We take a sample from the distribution.

\(x=(x_1, x_2,...x_n)\)

A statistic is a function on this sample.

\(S=S(x_1, x_2,...,x_n)\).

\(\mathbf x_i\) and \(\mathbf z_i\) are not independent, so we cannot estimate just \(y_i=\mathbf x_i\theta \).

We could estimate our equation with a single ML algorithm.

\(y_i=f(\mathbf x_i, \theta) +g(\mathbf z_i) +\epsilon_i\)

For example, using LASSO.

However this would introduce bias into our estimates for \(\theta \).

We could iteratively estimate both \(\theta \) and \(g(\mathbf z_i)\).

For example iteratvely doing OLS for \(\theta \) and random forests for \(z_i\).

This would also introduce bias into \(\theta \).

\(f(\hat \theta )\rightarrow^d G \)

Where \(G\) is some distribution.

Many statistics are asymptotically normally distribution.

This is a result of the central limit theorem.

For example:

\(\sqrt n S\rightarrow^d N(s, \sigma^2) \)

We have the mean and variance, and know the distribution. This allows us to calculare confidence intervals.

The \(k\)th order statistic is the \(k\)th smallest value in a sample.

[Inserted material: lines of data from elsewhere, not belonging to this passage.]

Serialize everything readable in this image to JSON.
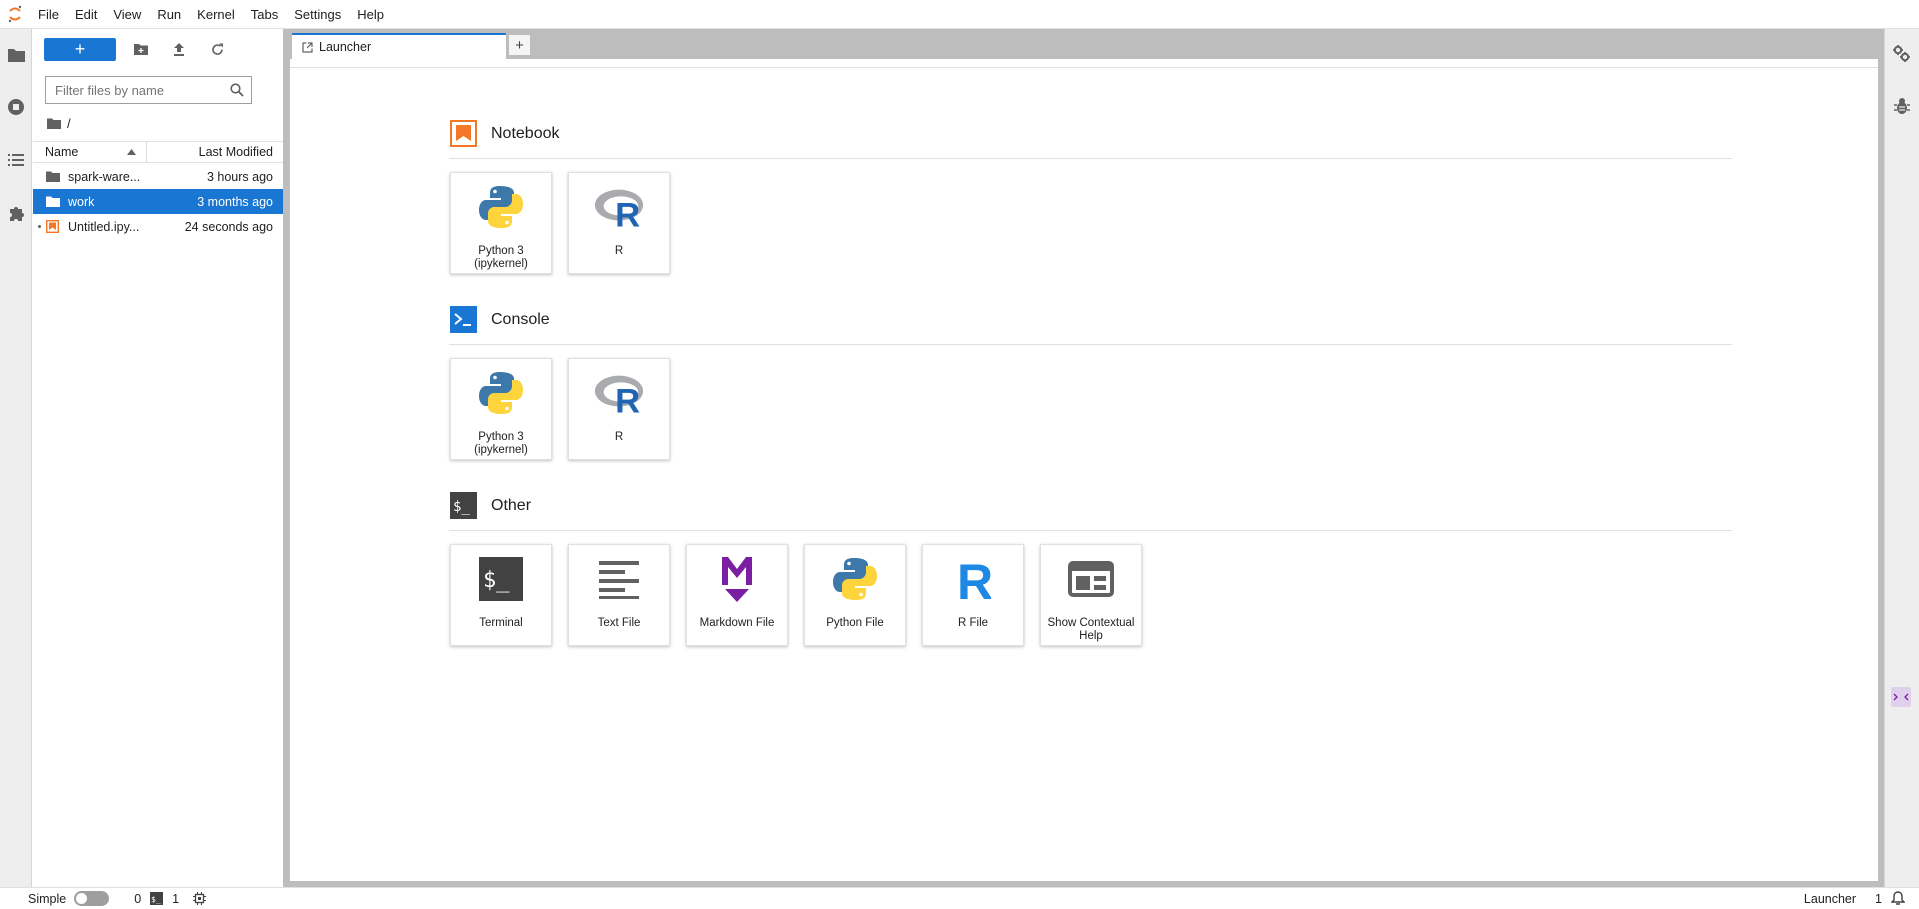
{
  "menu": [
    "File",
    "Edit",
    "View",
    "Run",
    "Kernel",
    "Tabs",
    "Settings",
    "Help"
  ],
  "filebrowser": {
    "new_label": "+",
    "filter_placeholder": "Filter files by name",
    "breadcrumb": "/",
    "col_name": "Name",
    "col_modified": "Last Modified",
    "rows": [
      {
        "name": "spark-ware...",
        "modified": "3 hours ago",
        "type": "folder"
      },
      {
        "name": "work",
        "modified": "3 months ago",
        "type": "folder"
      },
      {
        "name": "Untitled.ipy...",
        "modified": "24 seconds ago",
        "type": "notebook"
      }
    ]
  },
  "tabs": [
    {
      "label": "Launcher"
    }
  ],
  "add_tab_label": "+",
  "launcher": {
    "notebook": {
      "title": "Notebook",
      "cards": [
        {
          "label": "Python 3 (ipykernel)"
        },
        {
          "label": "R"
        }
      ]
    },
    "console": {
      "title": "Console",
      "cards": [
        {
          "label": "Python 3 (ipykernel)"
        },
        {
          "label": "R"
        }
      ]
    },
    "other": {
      "title": "Other",
      "cards": [
        {
          "label": "Terminal"
        },
        {
          "label": "Text File"
        },
        {
          "label": "Markdown File"
        },
        {
          "label": "Python File"
        },
        {
          "label": "R File"
        },
        {
          "label": "Show Contextual Help"
        }
      ]
    }
  },
  "status": {
    "mode": "Simple",
    "kernels": "0",
    "terminals": "1",
    "right_label": "Launcher",
    "right_count": "1"
  },
  "colors": {
    "accent": "#1976d2",
    "notebook_orange": "#f37726",
    "markdown_purple": "#7b1fa2"
  }
}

\(x_{(1)}\) is the smallest value in a sample, the minimum.

\(x_{(n)}\) is the largest value in a sample, the maximum.

The probability distribution of order statistics depends on the underlying probability distribution.

If we have:

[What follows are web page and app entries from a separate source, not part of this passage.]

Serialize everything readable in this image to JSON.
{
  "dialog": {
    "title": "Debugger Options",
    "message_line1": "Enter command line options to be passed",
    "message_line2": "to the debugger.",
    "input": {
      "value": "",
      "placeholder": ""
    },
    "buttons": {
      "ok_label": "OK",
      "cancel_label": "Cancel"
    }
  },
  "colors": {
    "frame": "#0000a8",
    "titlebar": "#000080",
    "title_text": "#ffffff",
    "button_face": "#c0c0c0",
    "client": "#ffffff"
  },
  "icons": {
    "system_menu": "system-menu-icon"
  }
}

\(Y=\max \mathbf X\)

The probability distribution is:

\(P(Y\le y)=P(X_1\le y, X_2\le y,...,X_n\le y)\)

If these are iid we have:

\(P(Y\le y)=\prod_i P(X_i\le y)\)

\(F_y(y)=F_X(y)^n\)

The density function is:

\(f_y(y)=nF_X(y)^{n-1}f_x(y)\)

If we have:

\(Y=\min \mathbf X\)

The probability distribution is:

\(P(Y\le y)=P(X_1\ge y, X_2\ge y,...,X_n\ge y)\)

If these are iid we have:

\(P(Y\le y)=\prod_i P(X_i\ge y)\)

\(F_y(y)=[1-F_X(y)]^n\)

The density function is:

\(f_y(y)=-n[1-F_X(y)]^{n-1}f_x(y)\)

If we have a sample of \(n\), we can create bootstrap samples by drawing with replacement for other sets with \(n\) members.

We have a statistic:

\(S(x_1, x_2,...,x_n)\)

We may want to estimate moments for this statistic, but are unable to do so.

The jackknife is an approach for getting moments for statistics.

We start by creating \(n\) statistics each leaving out one observation.

\(\bar S_i(x_1,x_2,...x_{i-1},x_{i+1},...,x_n)\)

We define:

\(\bar S=\dfrac{1}{n}\sum_i\bar S_i\)

We want to know the variance.

\(Var \bar S=\dfrac{n-1}{n}\sum_i(\bar S_i-\bar S)^2\).

In the jackknife we calculate the statistic leaving one observation out.

This is the same as weighting observations and giving one a weighting of \(0\) and the others \(1\).

For the infintesimal jackknife we reduce the weight not to \(0\), but by an infintesimal amount.